According to the Ministry of Earth Sciences' Air Quality Early Warning System for Delhi, an increase in farm fires in Punjab, Haryana and neighbouring regions of Pakistan is also going to impact the air quality in Delhi-NCR.
The city recorded an air quality index (AQI) of 304 at 9:30 am, which falls in the very poor category. The 24-hour average AQI was 261 on Monday, the worst since February. It was 216 on Sunday and 221 on Saturday.
Wazirpur (AQI 380), Vivek Vihar (AQI 355) and Jahangirpuri (AQI 349) recorded the highest pollution levels.
An AQI between 0 and 50 is considered 'good', 51 and 100 'satisfactory', 101 and 200 'moderate', 201 and 300 'poor', 301 and 400 'very poor', and 401 and 500 'severe'.

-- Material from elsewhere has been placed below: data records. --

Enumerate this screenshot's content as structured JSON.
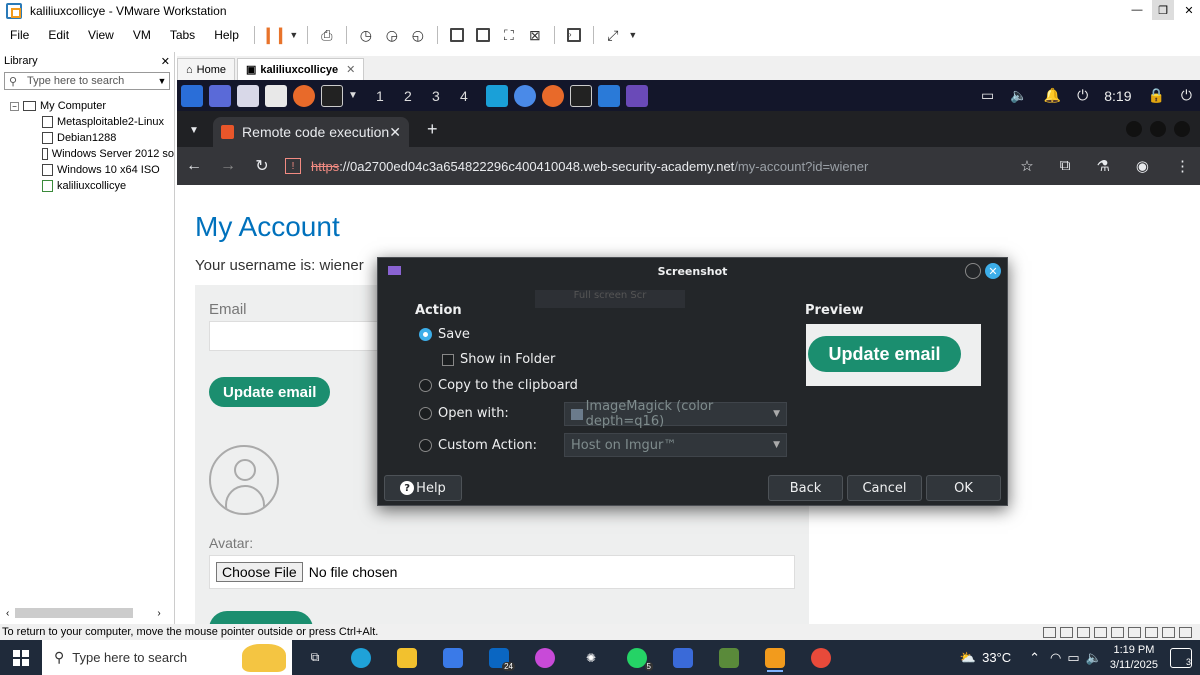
{
  "vmware": {
    "title": "kaliliuxcollicye - VMware Workstation",
    "menu": [
      "File",
      "Edit",
      "View",
      "VM",
      "Tabs",
      "Help"
    ],
    "library": {
      "title": "Library",
      "search_placeholder": "Type here to search",
      "root": "My Computer",
      "vms": [
        "Metasploitable2-Linux",
        "Debian1288",
        "Windows Server 2012 so",
        "Windows 10 x64 ISO",
        "kaliliuxcollicye"
      ]
    },
    "tabs": [
      "Home",
      "kaliliuxcollicye"
    ],
    "status_hint": "To return to your computer, move the mouse pointer outside or press Ctrl+Alt."
  },
  "kali_panel": {
    "workspaces": [
      "1",
      "2",
      "3",
      "4"
    ],
    "clock": "8:19"
  },
  "chrome": {
    "tab_title": "Remote code execution v",
    "url_scheme": "https",
    "url_host": "://0a2700ed04c3a654822296c400410048.web-security-academy.net",
    "url_path": "/my-account?id=wiener"
  },
  "page": {
    "heading": "My Account",
    "username_text": "Your username is: wiener",
    "email_label": "Email",
    "update_button": "Update email",
    "avatar_label": "Avatar:",
    "choose_file": "Choose File",
    "no_file": "No file chosen"
  },
  "dialog": {
    "title": "Screenshot",
    "ghost_text": "Full screen Scr",
    "action_heading": "Action",
    "preview_heading": "Preview",
    "options": {
      "save": "Save",
      "show_in_folder": "Show in Folder",
      "copy": "Copy to the clipboard",
      "open_with": "Open with:",
      "custom": "Custom Action:"
    },
    "open_with_value": "ImageMagick (color depth=q16)",
    "custom_value": "Host on Imgur™",
    "preview_button": "Update email",
    "buttons": {
      "help": "Help",
      "back": "Back",
      "cancel": "Cancel",
      "ok": "OK"
    }
  },
  "taskbar": {
    "search_placeholder": "Type here to search",
    "temperature": "33°C",
    "time": "1:19 PM",
    "date": "3/11/2025",
    "notif_count": "3",
    "badge_in": "24",
    "badge_wa": "5"
  }
}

A senior scientist at the Delhi Pollution Control Committee said the dip in the air quality can be attributed to low wind speed and temperatures which allowed accumulation of pollutants.
Stubble burning has also increased in neighbouring states. Also, the ventilation index is low, he said.

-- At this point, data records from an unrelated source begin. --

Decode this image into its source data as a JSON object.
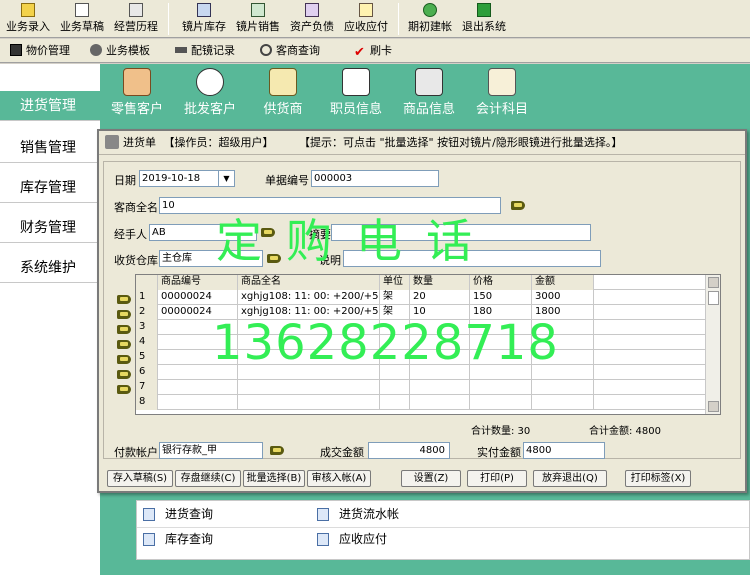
{
  "toolbar": {
    "buttons": [
      {
        "label": "业务录入",
        "icon": "entry-icon"
      },
      {
        "label": "业务草稿",
        "icon": "draft-icon"
      },
      {
        "label": "经营历程",
        "icon": "history-icon"
      },
      {
        "label": "镜片库存",
        "icon": "lens-stock-icon"
      },
      {
        "label": "镜片销售",
        "icon": "lens-sales-icon"
      },
      {
        "label": "资产负债",
        "icon": "balance-icon"
      },
      {
        "label": "应收应付",
        "icon": "receivable-icon"
      },
      {
        "label": "期初建帐",
        "icon": "init-account-icon"
      },
      {
        "label": "退出系统",
        "icon": "exit-icon"
      }
    ]
  },
  "toolbar2": {
    "buttons": [
      {
        "label": "物价管理",
        "icon": "price-icon"
      },
      {
        "label": "业务模板",
        "icon": "template-icon"
      },
      {
        "label": "配镜记录",
        "icon": "glasses-icon"
      },
      {
        "label": "客商查询",
        "icon": "query-icon"
      },
      {
        "label": "刷卡",
        "icon": "check-icon"
      }
    ]
  },
  "leftnav": {
    "items": [
      {
        "label": "进货管理"
      },
      {
        "label": "销售管理"
      },
      {
        "label": "库存管理"
      },
      {
        "label": "财务管理"
      },
      {
        "label": "系统维护"
      }
    ]
  },
  "iconband": {
    "items": [
      {
        "label": "零售客户",
        "icon": "retail-customer-icon"
      },
      {
        "label": "批发客户",
        "icon": "wholesale-customer-icon"
      },
      {
        "label": "供货商",
        "icon": "supplier-icon"
      },
      {
        "label": "职员信息",
        "icon": "staff-icon"
      },
      {
        "label": "商品信息",
        "icon": "product-icon"
      },
      {
        "label": "会计科目",
        "icon": "account-icon"
      }
    ]
  },
  "lower_panel": {
    "items": [
      "进货查询",
      "进货流水帐",
      "库存查询",
      "应收应付"
    ]
  },
  "dialog": {
    "title": "进货单",
    "operator": "【操作员：超级用户】",
    "hint": "【提示：可点击 \"批量选择\" 按钮对镜片/隐形眼镜进行批量选择。】",
    "date_label": "日期",
    "date_value": "2019-10-18",
    "doc_no_label": "单据编号",
    "doc_no_value": "000003",
    "supplier_label": "客商全名",
    "supplier_value": "10",
    "handler_label": "经手人",
    "handler_value": "AB",
    "summary_label": "摘要",
    "summary_value": "",
    "warehouse_label": "收货仓库",
    "warehouse_value": "主仓库",
    "note_label": "说明",
    "note_value": "",
    "grid": {
      "headers": [
        "",
        "商品编号",
        "商品全名",
        "单位",
        "数量",
        "价格",
        "金额"
      ],
      "rows": [
        [
          "1",
          "00000024",
          "xghjg108: 11: 00: +200/+50",
          "架",
          "20",
          "150",
          "3000"
        ],
        [
          "2",
          "00000024",
          "xghjg108: 11: 00: +200/+50",
          "架",
          "10",
          "180",
          "1800"
        ],
        [
          "3",
          "",
          "",
          "",
          "",
          "",
          ""
        ],
        [
          "4",
          "",
          "",
          "",
          "",
          "",
          ""
        ],
        [
          "5",
          "",
          "",
          "",
          "",
          "",
          ""
        ],
        [
          "6",
          "",
          "",
          "",
          "",
          "",
          ""
        ],
        [
          "7",
          "",
          "",
          "",
          "",
          "",
          ""
        ],
        [
          "8",
          "",
          "",
          "",
          "",
          "",
          ""
        ]
      ]
    },
    "total_qty": "合计数量: 30",
    "total_amount": "合计金额: 4800",
    "pay_account_label": "付款帐户",
    "pay_account_value": "银行存款_甲",
    "deal_amount_label": "成交金额",
    "deal_amount_value": "4800",
    "paid_amount_label": "实付金额",
    "paid_amount_value": "4800",
    "buttons": [
      "存入草稿(S)",
      "存盘继续(C)",
      "批量选择(B)",
      "审核入帐(A)",
      "设置(Z)",
      "打印(P)",
      "放弃退出(Q)",
      "打印标签(X)"
    ]
  },
  "watermark": {
    "line1": "定购电话",
    "line2": "13628228718"
  }
}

Ventilation index is the speed at which pollutants can get dispersed. A ventilation index lower than 6000 sqm/second, with average wind speed less than 10 kmph, is unfavourable for dispersion of pollutants.
PM10 levels in Delhi-NCR stood at 300 microgram per cubic meter ( g/m3) at 9 am — the highest this season so far, according to CPCB data. PM10 levels below 100 g/m3 are considered safe in India.
PM10 is particulate matter with a diameter of 10 micrometers and is inhalable into the lungs. These particles include dust, pollen and mold spores.
The levels of PM2.5 finer particles which can even enter the bloodstream were 129 g/m3. PM2.5 levels up to 60 g/m3 are considered safe.
NASA's satellite imagery showed a large cluster of fires near Amritsar and Firozpur in Punjab and Patiala, Ambala and Kaithal in Haryana.
According to the System of Air Quality and Weather Forecasting and Research, farm fires contributed 3 percent particulate matter to Delhi's PM2.5 concentration on Monday.
It is likely to be negligible for the next two days due to a change in the wind direction from northwesterly to southeasterly, the government agency said.
On Tuesday morning, the maximum wind speed was 4 kilometers per hour, according to the India Meteorological Department.